## TO DO
Word for word, and with pictures excluded, copy out all the records that follow.

(App and web page records)
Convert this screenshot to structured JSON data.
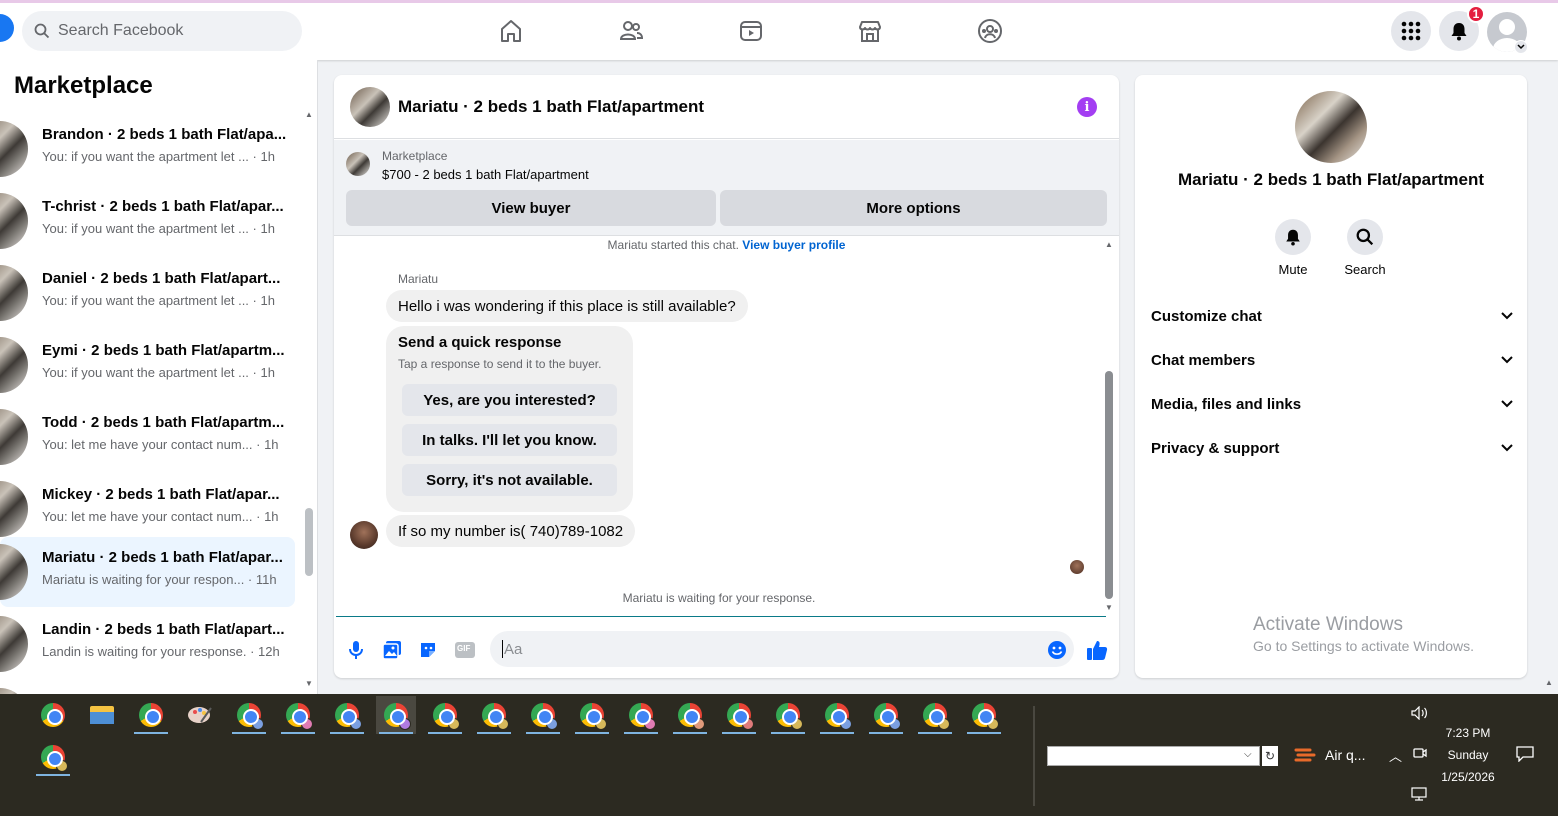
{
  "topbar": {
    "search_placeholder": "Search Facebook",
    "notification_count": "1",
    "icons": [
      "home-icon",
      "friends-icon",
      "video-icon",
      "marketplace-icon",
      "groups-icon",
      "menu-grid-icon",
      "bell-icon",
      "profile-avatar"
    ]
  },
  "sidebar": {
    "title": "Marketplace",
    "conversations": [
      {
        "name": "Brandon · 2 beds 1 bath Flat/apa...",
        "preview": "You: if you want the apartment let ... · 1h"
      },
      {
        "name": "T-christ · 2 beds 1 bath Flat/apar...",
        "preview": "You: if you want the apartment let ... · 1h"
      },
      {
        "name": "Daniel · 2 beds 1 bath Flat/apart...",
        "preview": "You: if you want the apartment let ... · 1h"
      },
      {
        "name": "Eymi · 2 beds 1 bath Flat/apartm...",
        "preview": "You: if you want the apartment let ... · 1h"
      },
      {
        "name": "Todd · 2 beds 1 bath Flat/apartm...",
        "preview": "You: let me have your contact num... · 1h"
      },
      {
        "name": "Mickey · 2 beds 1 bath Flat/apar...",
        "preview": "You: let me have your contact num... · 1h"
      },
      {
        "name": "Mariatu · 2 beds 1 bath Flat/apar...",
        "preview": "Mariatu is waiting for your respon... · 11h"
      },
      {
        "name": "Landin · 2 beds 1 bath Flat/apart...",
        "preview": "Landin is waiting for your response. · 12h"
      }
    ]
  },
  "chat": {
    "title": "Mariatu · 2 beds 1 bath Flat/apartment",
    "marketplace_label": "Marketplace",
    "listing": "$700 - 2 beds 1 bath Flat/apartment",
    "view_buyer": "View buyer",
    "more_options": "More options",
    "started_text": "Mariatu started this chat.",
    "buyer_profile_link": "View buyer profile",
    "sender": "Mariatu",
    "message1": "Hello i was wondering if this place is still available?",
    "quick_title": "Send a quick response",
    "quick_sub": "Tap a response to send it to the buyer.",
    "quick_options": [
      "Yes, are you interested?",
      "In talks. I'll let you know.",
      "Sorry, it's not available."
    ],
    "message2": "If so my number is( 740)789-1082",
    "waiting": "Mariatu is waiting for your response.",
    "composer_placeholder": "Aa",
    "gif_label": "GIF"
  },
  "details": {
    "title": "Mariatu · 2 beds 1 bath Flat/apartment",
    "mute": "Mute",
    "search": "Search",
    "rows": [
      "Customize chat",
      "Chat members",
      "Media, files and links",
      "Privacy & support"
    ]
  },
  "watermark": {
    "line1": "Activate Windows",
    "line2": "Go to Settings to activate Windows."
  },
  "taskbar": {
    "air_quality": "Air q...",
    "time": "7:23 PM",
    "day": "Sunday",
    "date": "1/25/2026"
  },
  "colors": {
    "accent": "#1877f2",
    "active_conv": "#ebf5ff",
    "info": "#a33ef2",
    "badge": "#e41e3f",
    "taskbar": "#2c2a21"
  }
}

## OUTPUT OF THE EXERCISE
Convert this screenshot to structured JSON data.
{
  "topbar": {
    "search_placeholder": "Search Facebook",
    "notification_count": "1",
    "icons": [
      "home-icon",
      "friends-icon",
      "video-icon",
      "marketplace-icon",
      "groups-icon",
      "menu-grid-icon",
      "bell-icon",
      "profile-avatar"
    ]
  },
  "sidebar": {
    "title": "Marketplace",
    "conversations": [
      {
        "name": "Brandon · 2 beds 1 bath Flat/apa...",
        "preview": "You: if you want the apartment let ... · 1h"
      },
      {
        "name": "T-christ · 2 beds 1 bath Flat/apar...",
        "preview": "You: if you want the apartment let ... · 1h"
      },
      {
        "name": "Daniel · 2 beds 1 bath Flat/apart...",
        "preview": "You: if you want the apartment let ... · 1h"
      },
      {
        "name": "Eymi · 2 beds 1 bath Flat/apartm...",
        "preview": "You: if you want the apartment let ... · 1h"
      },
      {
        "name": "Todd · 2 beds 1 bath Flat/apartm...",
        "preview": "You: let me have your contact num... · 1h"
      },
      {
        "name": "Mickey · 2 beds 1 bath Flat/apar...",
        "preview": "You: let me have your contact num... · 1h"
      },
      {
        "name": "Mariatu · 2 beds 1 bath Flat/apar...",
        "preview": "Mariatu is waiting for your respon... · 11h"
      },
      {
        "name": "Landin · 2 beds 1 bath Flat/apart...",
        "preview": "Landin is waiting for your response. · 12h"
      }
    ]
  },
  "chat": {
    "title": "Mariatu · 2 beds 1 bath Flat/apartment",
    "marketplace_label": "Marketplace",
    "listing": "$700 - 2 beds 1 bath Flat/apartment",
    "view_buyer": "View buyer",
    "more_options": "More options",
    "started_text": "Mariatu started this chat.",
    "buyer_profile_link": "View buyer profile",
    "sender": "Mariatu",
    "message1": "Hello i was wondering if this place is still available?",
    "quick_title": "Send a quick response",
    "quick_sub": "Tap a response to send it to the buyer.",
    "quick_options": [
      "Yes, are you interested?",
      "In talks. I'll let you know.",
      "Sorry, it's not available."
    ],
    "message2": "If so my number is( 740)789-1082",
    "waiting": "Mariatu is waiting for your response.",
    "composer_placeholder": "Aa",
    "gif_label": "GIF"
  },
  "details": {
    "title": "Mariatu · 2 beds 1 bath Flat/apartment",
    "mute": "Mute",
    "search": "Search",
    "rows": [
      "Customize chat",
      "Chat members",
      "Media, files and links",
      "Privacy & support"
    ]
  },
  "watermark": {
    "line1": "Activate Windows",
    "line2": "Go to Settings to activate Windows."
  },
  "taskbar": {
    "air_quality": "Air q...",
    "time": "7:23 PM",
    "day": "Sunday",
    "date": "1/25/2026"
  },
  "colors": {
    "accent": "#1877f2",
    "active_conv": "#ebf5ff",
    "info": "#a33ef2",
    "badge": "#e41e3f",
    "taskbar": "#2c2a21"
  }
}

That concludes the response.